Asia still top executioner but more divided than ever: Hands Off Cain Report
“Asia is responsible for 98.4% of the executions worldwide, with the 3 main executioner countries being China, Iran and North Korea, all illiberal countries where official information about the use of the death penalty is shrouded in secrecy. This explains how the abolition of the death penalty is linked to the battle for democracy and rule of law,” said Elisabetta Zamparutti, who supervised the publication of the report.
Top 3 executioners: China, Iran and North Korea
Relying on the number of death penalty cases reviewed by the Supreme People’s Court (SPC), Hands Off Cain estimates that about 5,000 executions took place in China in 2010, representing 85.6%, of the world total.
In 2007, a legal reform required that every capital sentence be reviewed by the SPC. In 2010 only, it dealt with 12,086 cases of various types.

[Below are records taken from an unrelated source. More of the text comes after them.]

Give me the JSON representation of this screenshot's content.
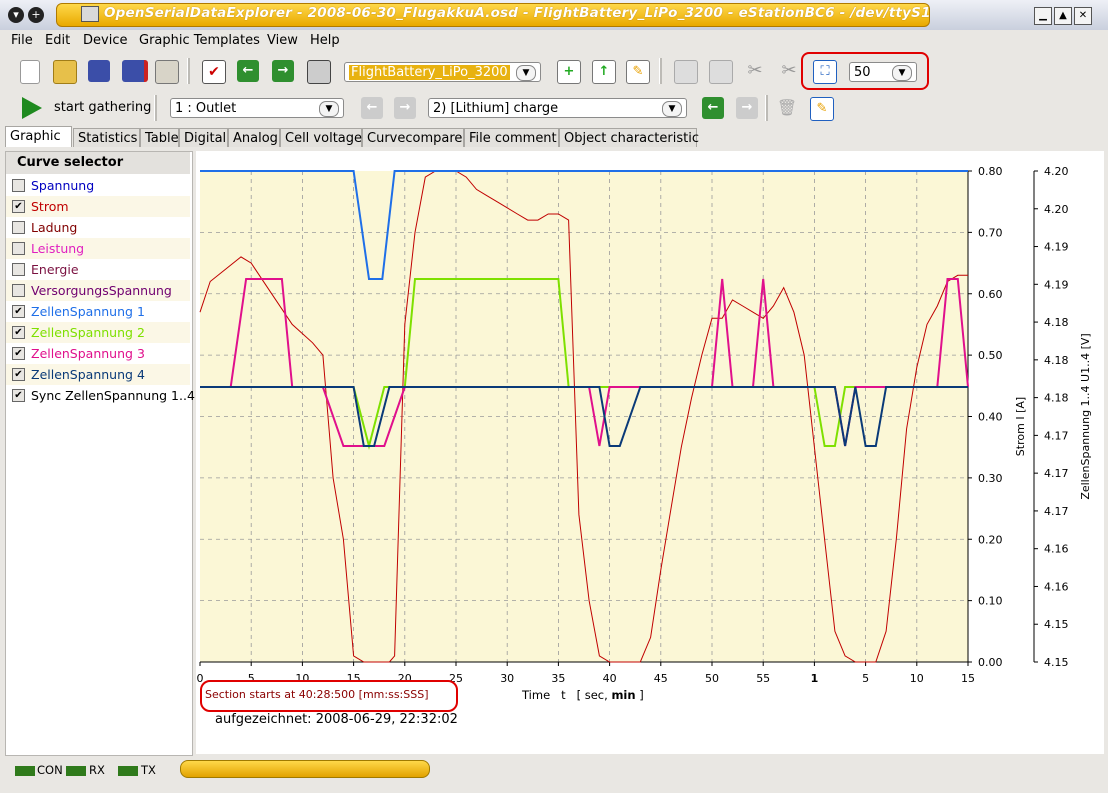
{
  "window": {
    "title": "OpenSerialDataExplorer  -  2008-06-30_FlugakkuA.osd  -  FlightBattery_LiPo_3200  -  eStationBC6  -  /dev/ttyS1"
  },
  "menu": [
    "File",
    "Edit",
    "Device",
    "Graphic Templates",
    "View",
    "Help"
  ],
  "toolbar": {
    "template_combo": "FlightBattery_LiPo_3200",
    "zoom_combo": "50",
    "start_label": "start gathering",
    "outlet_combo": "1 : Outlet",
    "record_combo": "2) [Lithium] charge"
  },
  "tabs": [
    "Graphic",
    "Statistics",
    "Table",
    "Digital",
    "Analog",
    "Cell voltage",
    "Curvecompare",
    "File comment",
    "Object characteristic"
  ],
  "curve_selector": {
    "header": "Curve selector",
    "items": [
      {
        "label": "Spannung",
        "checked": false,
        "color": "#0000c0"
      },
      {
        "label": "Strom",
        "checked": true,
        "color": "#c00000"
      },
      {
        "label": "Ladung",
        "checked": false,
        "color": "#800000"
      },
      {
        "label": "Leistung",
        "checked": false,
        "color": "#e020c0"
      },
      {
        "label": "Energie",
        "checked": false,
        "color": "#7a1040"
      },
      {
        "label": "VersorgungsSpannung",
        "checked": false,
        "color": "#700070"
      },
      {
        "label": "ZellenSpannung 1",
        "checked": true,
        "color": "#1f6fe8"
      },
      {
        "label": "ZellenSpannung 2",
        "checked": true,
        "color": "#7ee000"
      },
      {
        "label": "ZellenSpannung 3",
        "checked": true,
        "color": "#e0108c"
      },
      {
        "label": "ZellenSpannung 4",
        "checked": true,
        "color": "#0a3a78"
      },
      {
        "label": "Sync ZellenSpannung 1..4",
        "checked": true,
        "color": "#000000"
      }
    ]
  },
  "graph": {
    "section_start": "Section starts at  40:28:500 [mm:ss:SSS]",
    "recorded": "aufgezeichnet: 2008-06-29, 22:32:02",
    "x_axis_label": "Time   t   [ sec, ",
    "x_axis_label_bold": "min",
    "x_axis_label_end": " ]",
    "y1_label": "Strom   I  [A]",
    "y2_label": "ZellenSpannung 1..4  U1..4  [V]"
  },
  "chart_data": {
    "type": "line",
    "x_ticks": [
      "0",
      "5",
      "10",
      "15",
      "20",
      "25",
      "30",
      "35",
      "40",
      "45",
      "50",
      "55",
      "1",
      "5",
      "10",
      "15"
    ],
    "x_ticks_bold": [
      false,
      false,
      false,
      false,
      false,
      false,
      false,
      false,
      false,
      false,
      false,
      false,
      true,
      false,
      false,
      false
    ],
    "y1_ticks": [
      "0.80",
      "0.70",
      "0.60",
      "0.50",
      "0.40",
      "0.30",
      "0.20",
      "0.10",
      "0.00"
    ],
    "y1_range": [
      0,
      0.8
    ],
    "y2_ticks": [
      "4.20",
      "4.20",
      "4.19",
      "4.19",
      "4.18",
      "4.18",
      "4.18",
      "4.17",
      "4.17",
      "4.17",
      "4.16",
      "4.16",
      "4.15",
      "4.15"
    ],
    "grid": true,
    "x_domain": [
      0,
      75
    ],
    "series": [
      {
        "name": "Strom",
        "color": "#c00000",
        "axis": "y1",
        "x": [
          0,
          1,
          4,
          5,
          7,
          9,
          11,
          12,
          12.5,
          13,
          14,
          15,
          16,
          17,
          18,
          18.5,
          19,
          20,
          21,
          22,
          23,
          24,
          25,
          26,
          27,
          28,
          29,
          30,
          31,
          32,
          33,
          34,
          35,
          36,
          37,
          38,
          39,
          40,
          41,
          42,
          43,
          44,
          45,
          46,
          47,
          48,
          49,
          50,
          51,
          52,
          53,
          54,
          55,
          56,
          57,
          58,
          59,
          60,
          61,
          62,
          63,
          64,
          65,
          66,
          67,
          68,
          69,
          70,
          71,
          72,
          73,
          74,
          75
        ],
        "y": [
          0.57,
          0.62,
          0.66,
          0.65,
          0.6,
          0.55,
          0.52,
          0.5,
          0.4,
          0.3,
          0.2,
          0.01,
          0.0,
          0.0,
          0.0,
          0.0,
          0.01,
          0.55,
          0.7,
          0.79,
          0.8,
          0.8,
          0.8,
          0.79,
          0.77,
          0.76,
          0.75,
          0.74,
          0.73,
          0.72,
          0.72,
          0.73,
          0.73,
          0.72,
          0.24,
          0.1,
          0.01,
          0.0,
          0.0,
          0.0,
          0.0,
          0.04,
          0.15,
          0.25,
          0.35,
          0.43,
          0.5,
          0.56,
          0.56,
          0.59,
          0.58,
          0.57,
          0.56,
          0.58,
          0.61,
          0.57,
          0.5,
          0.35,
          0.2,
          0.05,
          0.01,
          0.0,
          0.0,
          0.0,
          0.05,
          0.2,
          0.38,
          0.48,
          0.55,
          0.58,
          0.62,
          0.63,
          0.63
        ]
      },
      {
        "name": "ZellenSpannung 1",
        "color": "#1f6fe8",
        "axis": "y2",
        "x": [
          0,
          15,
          16.5,
          17.8,
          19,
          75
        ],
        "y": [
          4.2,
          4.2,
          4.189,
          4.189,
          4.2,
          4.2
        ]
      },
      {
        "name": "ZellenSpannung 2",
        "color": "#7ee000",
        "axis": "y2",
        "x": [
          0,
          15,
          16.5,
          18,
          20,
          21,
          34,
          35,
          36,
          60,
          61,
          62,
          63,
          75
        ],
        "y": [
          4.178,
          4.178,
          4.172,
          4.178,
          4.178,
          4.189,
          4.189,
          4.189,
          4.178,
          4.178,
          4.172,
          4.172,
          4.178,
          4.178
        ]
      },
      {
        "name": "ZellenSpannung 3",
        "color": "#e0108c",
        "axis": "y2",
        "x": [
          0,
          3,
          4.5,
          7,
          8,
          9,
          12,
          14,
          16,
          18,
          20,
          36,
          38,
          39,
          40,
          42,
          50,
          51,
          52,
          53,
          54,
          55,
          56,
          57,
          58,
          59,
          60,
          61,
          62,
          63,
          64,
          65,
          66,
          67,
          70,
          72,
          73,
          74,
          75
        ],
        "y": [
          4.178,
          4.178,
          4.189,
          4.189,
          4.189,
          4.178,
          4.178,
          4.172,
          4.172,
          4.172,
          4.178,
          4.178,
          4.178,
          4.172,
          4.178,
          4.178,
          4.178,
          4.189,
          4.178,
          4.178,
          4.178,
          4.189,
          4.178,
          4.178,
          4.178,
          4.178,
          4.178,
          4.178,
          4.178,
          4.172,
          4.178,
          4.178,
          4.178,
          4.178,
          4.178,
          4.178,
          4.189,
          4.189,
          4.178
        ]
      },
      {
        "name": "ZellenSpannung 4",
        "color": "#0a3a78",
        "axis": "y2",
        "x": [
          0,
          12,
          14,
          15,
          16,
          17,
          18.5,
          19.5,
          20,
          39,
          40,
          41,
          43,
          62,
          63,
          64,
          65,
          66,
          67,
          68,
          75
        ],
        "y": [
          4.178,
          4.178,
          4.178,
          4.178,
          4.172,
          4.172,
          4.178,
          4.178,
          4.178,
          4.178,
          4.172,
          4.172,
          4.178,
          4.178,
          4.172,
          4.178,
          4.172,
          4.172,
          4.178,
          4.178,
          4.178
        ]
      }
    ]
  }
}
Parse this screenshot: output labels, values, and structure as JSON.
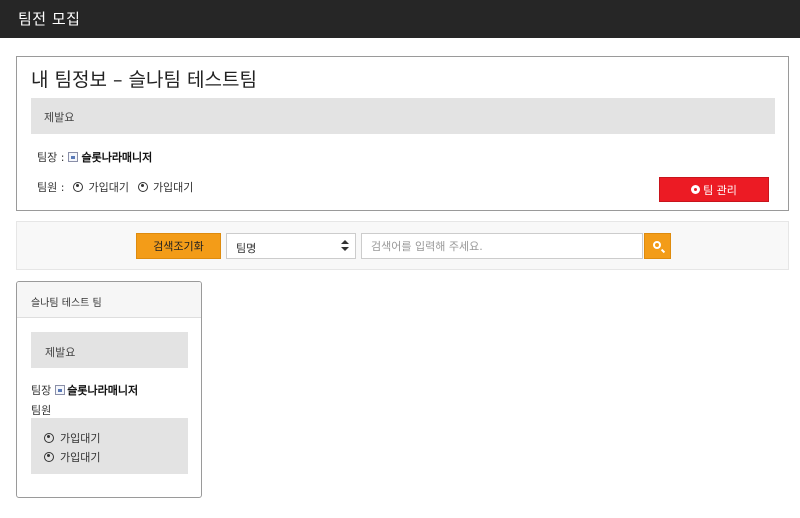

Although China still executes thousands of people, it has also reduced the scope of the death penalty: “On February 25, 2011, China dropped the death penalty for 13 non-violent crimes and banned capital punishment for offenders over the age of 75 in a move seen as symbolic but unlikely to significantly reduce executions.”
Referring to Iran Human Rights’ report, Hands Off Cain confirms that Iran put at least 546 people to death. It also stresses that in violation of international standards, Iran conducted public executions and “Iran was the only known country to carry out the death penalty in cases involving those who were minors at the time of their crimes”, at least 2 in 2010 and 3 in 2011.
Consistent with Amnesty International figures for 2010, Hands Off Cain reports that at least 60 executions took place in North Korea. Worried about increasing public executions, the report states that “in a bid to tighten controls amid the designation of North Korean leader’s son Kim Jong-un as his father’s heir, Kim Jong-un has called for “gunshots across the country”. Kim Jong-il did exactly the same thing when he took power. “
Significant political and legislative steps towards abolition in the region
Despite those worrying figures, positive steps were taken by several Asian countries. During the reporting period, the government of Thailand has declared its intention to abolish the death penalty, as announced in the human rights plan for the years 2009-2013.
In January 2010, Mongolia’s President announced a moratorium on the death penalty and a law came into effect in Viet Nam eliminating the death penalty for eight crimes.
In Tajikistan, a Working Group on the Abolition of the Death Penalty was established in April 2010.
Indonesia has not executed anyone since 2008 and Hands off Cain explains that “there has been a discernible shift in attitude. Perhaps the best explanation for the new reluctance to carry out executions lies with a seminal ruling by the Constitutional Court in 2008, saying capital punishment should be used sparingly and those on death row should be given the chance to rehabilitate.”
In 2010, for the sixth year in a row, India has not carried out a death sentence. On February 10, 2010, the Supreme Court held that long incarceration and socio-economic factors leading to crime are relevant and mitigating considerations for commuting a death sentence to life imprisonment. In 2010, 13 commutations were decided by Indian president Pratibha Devisingh Patil and Harm Reduction International reported that in 2011 Bombay High Court struck down the mandatory death penalty for drug offences.
More recently, in May 2011, Myanmar’s new President commuted all death sentences to life imprisonment.
The 2011 Report on the death penalty worldwide was presented at the headquarters of Hands Off Cain in Rome on August 4, 2011 with the presence of Italian Foreign Minister Franco Frattini and Education Minister and Transitional Tunisian Government spokesperson Taïeb Baccouche.